*** Block opens ***
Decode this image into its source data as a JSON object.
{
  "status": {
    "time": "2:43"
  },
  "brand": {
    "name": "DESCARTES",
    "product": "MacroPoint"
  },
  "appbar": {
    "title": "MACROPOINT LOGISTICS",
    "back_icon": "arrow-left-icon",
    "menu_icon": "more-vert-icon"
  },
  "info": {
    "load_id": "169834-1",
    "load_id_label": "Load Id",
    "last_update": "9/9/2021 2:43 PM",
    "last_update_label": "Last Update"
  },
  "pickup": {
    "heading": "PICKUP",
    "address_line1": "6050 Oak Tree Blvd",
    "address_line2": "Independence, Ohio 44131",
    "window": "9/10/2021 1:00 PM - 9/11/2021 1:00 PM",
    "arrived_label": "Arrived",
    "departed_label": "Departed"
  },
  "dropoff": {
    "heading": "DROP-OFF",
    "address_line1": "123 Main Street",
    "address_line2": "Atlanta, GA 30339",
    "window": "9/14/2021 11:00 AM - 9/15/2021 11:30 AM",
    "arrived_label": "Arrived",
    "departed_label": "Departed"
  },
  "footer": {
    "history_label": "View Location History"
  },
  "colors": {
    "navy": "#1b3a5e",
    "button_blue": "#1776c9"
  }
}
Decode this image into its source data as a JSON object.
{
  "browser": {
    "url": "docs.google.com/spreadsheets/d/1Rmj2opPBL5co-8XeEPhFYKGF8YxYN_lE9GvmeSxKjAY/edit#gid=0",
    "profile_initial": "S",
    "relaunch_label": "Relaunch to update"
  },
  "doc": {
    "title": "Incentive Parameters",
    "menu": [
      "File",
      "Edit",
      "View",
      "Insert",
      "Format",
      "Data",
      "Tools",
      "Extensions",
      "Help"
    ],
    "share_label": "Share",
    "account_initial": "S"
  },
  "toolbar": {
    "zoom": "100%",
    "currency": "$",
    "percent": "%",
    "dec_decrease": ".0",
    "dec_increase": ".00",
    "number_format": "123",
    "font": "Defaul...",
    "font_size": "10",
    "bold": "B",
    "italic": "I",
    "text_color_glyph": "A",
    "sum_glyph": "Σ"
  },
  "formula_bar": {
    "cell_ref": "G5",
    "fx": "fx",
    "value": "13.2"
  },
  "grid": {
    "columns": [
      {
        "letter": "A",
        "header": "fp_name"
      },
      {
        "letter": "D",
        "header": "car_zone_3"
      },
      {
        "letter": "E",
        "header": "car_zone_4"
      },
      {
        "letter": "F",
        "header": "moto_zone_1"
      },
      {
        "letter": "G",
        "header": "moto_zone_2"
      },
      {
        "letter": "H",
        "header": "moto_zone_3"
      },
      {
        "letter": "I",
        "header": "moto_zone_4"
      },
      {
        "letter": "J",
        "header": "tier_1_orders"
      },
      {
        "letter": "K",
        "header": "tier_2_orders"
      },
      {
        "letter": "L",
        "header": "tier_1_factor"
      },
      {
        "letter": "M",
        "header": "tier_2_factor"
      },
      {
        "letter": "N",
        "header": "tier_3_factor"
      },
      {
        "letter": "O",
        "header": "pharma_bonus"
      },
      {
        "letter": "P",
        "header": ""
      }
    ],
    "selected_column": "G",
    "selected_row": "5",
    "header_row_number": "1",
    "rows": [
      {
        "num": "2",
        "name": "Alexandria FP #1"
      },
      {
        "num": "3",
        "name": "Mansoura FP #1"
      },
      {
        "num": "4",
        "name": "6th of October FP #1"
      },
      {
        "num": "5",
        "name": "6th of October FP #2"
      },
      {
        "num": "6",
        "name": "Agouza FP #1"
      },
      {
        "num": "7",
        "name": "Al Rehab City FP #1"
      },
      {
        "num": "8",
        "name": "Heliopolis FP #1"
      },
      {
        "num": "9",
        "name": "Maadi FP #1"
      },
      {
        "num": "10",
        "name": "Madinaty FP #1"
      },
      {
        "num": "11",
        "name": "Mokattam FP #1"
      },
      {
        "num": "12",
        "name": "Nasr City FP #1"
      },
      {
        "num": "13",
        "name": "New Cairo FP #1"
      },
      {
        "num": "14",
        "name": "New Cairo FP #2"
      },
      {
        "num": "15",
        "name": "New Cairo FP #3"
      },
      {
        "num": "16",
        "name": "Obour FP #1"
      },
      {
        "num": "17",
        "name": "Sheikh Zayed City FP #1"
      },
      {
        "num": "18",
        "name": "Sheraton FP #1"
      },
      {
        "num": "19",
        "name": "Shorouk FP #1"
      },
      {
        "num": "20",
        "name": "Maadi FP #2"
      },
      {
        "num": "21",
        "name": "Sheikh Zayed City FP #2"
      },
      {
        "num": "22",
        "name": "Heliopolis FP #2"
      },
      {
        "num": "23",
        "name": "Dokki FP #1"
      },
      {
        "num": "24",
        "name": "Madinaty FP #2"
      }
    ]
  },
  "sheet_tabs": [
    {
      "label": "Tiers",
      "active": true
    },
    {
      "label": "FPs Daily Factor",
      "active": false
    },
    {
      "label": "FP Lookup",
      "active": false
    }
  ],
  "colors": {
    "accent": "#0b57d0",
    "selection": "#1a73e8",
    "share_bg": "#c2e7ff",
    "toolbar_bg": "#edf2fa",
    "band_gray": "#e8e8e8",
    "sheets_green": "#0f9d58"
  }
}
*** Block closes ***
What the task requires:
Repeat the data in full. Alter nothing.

Reply to the task:
Decode this image into its source data as a JSON object.
{
  "status": {
    "time": "2:43"
  },
  "brand": {
    "name": "DESCARTES",
    "product": "MacroPoint"
  },
  "appbar": {
    "title": "MACROPOINT LOGISTICS",
    "back_icon": "arrow-left-icon",
    "menu_icon": "more-vert-icon"
  },
  "info": {
    "load_id": "169834-1",
    "load_id_label": "Load Id",
    "last_update": "9/9/2021 2:43 PM",
    "last_update_label": "Last Update"
  },
  "pickup": {
    "heading": "PICKUP",
    "address_line1": "6050 Oak Tree Blvd",
    "address_line2": "Independence, Ohio 44131",
    "window": "9/10/2021 1:00 PM - 9/11/2021 1:00 PM",
    "arrived_label": "Arrived",
    "departed_label": "Departed"
  },
  "dropoff": {
    "heading": "DROP-OFF",
    "address_line1": "123 Main Street",
    "address_line2": "Atlanta, GA 30339",
    "window": "9/14/2021 11:00 AM - 9/15/2021 11:30 AM",
    "arrived_label": "Arrived",
    "departed_label": "Departed"
  },
  "footer": {
    "history_label": "View Location History"
  },
  "colors": {
    "navy": "#1b3a5e",
    "button_blue": "#1776c9"
  }
}
Decode this image into its source data as a JSON object.
{
  "browser": {
    "url": "docs.google.com/spreadsheets/d/1Rmj2opPBL5co-8XeEPhFYKGF8YxYN_lE9GvmeSxKjAY/edit#gid=0",
    "profile_initial": "S",
    "relaunch_label": "Relaunch to update"
  },
  "doc": {
    "title": "Incentive Parameters",
    "menu": [
      "File",
      "Edit",
      "View",
      "Insert",
      "Format",
      "Data",
      "Tools",
      "Extensions",
      "Help"
    ],
    "share_label": "Share",
    "account_initial": "S"
  },
  "toolbar": {
    "zoom": "100%",
    "currency": "$",
    "percent": "%",
    "dec_decrease": ".0",
    "dec_increase": ".00",
    "number_format": "123",
    "font": "Defaul...",
    "font_size": "10",
    "bold": "B",
    "italic": "I",
    "text_color_glyph": "A",
    "sum_glyph": "Σ"
  },
  "formula_bar": {
    "cell_ref": "G5",
    "fx": "fx",
    "value": "13.2"
  },
  "grid": {
    "columns": [
      {
        "letter": "A",
        "header": "fp_name"
      },
      {
        "letter": "D",
        "header": "car_zone_3"
      },
      {
        "letter": "E",
        "header": "car_zone_4"
      },
      {
        "letter": "F",
        "header": "moto_zone_1"
      },
      {
        "letter": "G",
        "header": "moto_zone_2"
      },
      {
        "letter": "H",
        "header": "moto_zone_3"
      },
      {
        "letter": "I",
        "header": "moto_zone_4"
      },
      {
        "letter": "J",
        "header": "tier_1_orders"
      },
      {
        "letter": "K",
        "header": "tier_2_orders"
      },
      {
        "letter": "L",
        "header": "tier_1_factor"
      },
      {
        "letter": "M",
        "header": "tier_2_factor"
      },
      {
        "letter": "N",
        "header": "tier_3_factor"
      },
      {
        "letter": "O",
        "header": "pharma_bonus"
      },
      {
        "letter": "P",
        "header": ""
      }
    ],
    "selected_column": "G",
    "selected_row": "5",
    "header_row_number": "1",
    "rows": [
      {
        "num": "2",
        "name": "Alexandria FP #1"
      },
      {
        "num": "3",
        "name": "Mansoura FP #1"
      },
      {
        "num": "4",
        "name": "6th of October FP #1"
      },
      {
        "num": "5",
        "name": "6th of October FP #2"
      },
      {
        "num": "6",
        "name": "Agouza FP #1"
      },
      {
        "num": "7",
        "name": "Al Rehab City FP #1"
      },
      {
        "num": "8",
        "name": "Heliopolis FP #1"
      },
      {
        "num": "9",
        "name": "Maadi FP #1"
      },
      {
        "num": "10",
        "name": "Madinaty FP #1"
      },
      {
        "num": "11",
        "name": "Mokattam FP #1"
      },
      {
        "num": "12",
        "name": "Nasr City FP #1"
      },
      {
        "num": "13",
        "name": "New Cairo FP #1"
      },
      {
        "num": "14",
        "name": "New Cairo FP #2"
      },
      {
        "num": "15",
        "name": "New Cairo FP #3"
      },
      {
        "num": "16",
        "name": "Obour FP #1"
      },
      {
        "num": "17",
        "name": "Sheikh Zayed City FP #1"
      },
      {
        "num": "18",
        "name": "Sheraton FP #1"
      },
      {
        "num": "19",
        "name": "Shorouk FP #1"
      },
      {
        "num": "20",
        "name": "Maadi FP #2"
      },
      {
        "num": "21",
        "name": "Sheikh Zayed City FP #2"
      },
      {
        "num": "22",
        "name": "Heliopolis FP #2"
      },
      {
        "num": "23",
        "name": "Dokki FP #1"
      },
      {
        "num": "24",
        "name": "Madinaty FP #2"
      }
    ]
  },
  "sheet_tabs": [
    {
      "label": "Tiers",
      "active": true
    },
    {
      "label": "FPs Daily Factor",
      "active": false
    },
    {
      "label": "FP Lookup",
      "active": false
    }
  ],
  "colors": {
    "accent": "#0b57d0",
    "selection": "#1a73e8",
    "share_bg": "#c2e7ff",
    "toolbar_bg": "#edf2fa",
    "band_gray": "#e8e8e8",
    "sheets_green": "#0f9d58"
  }
}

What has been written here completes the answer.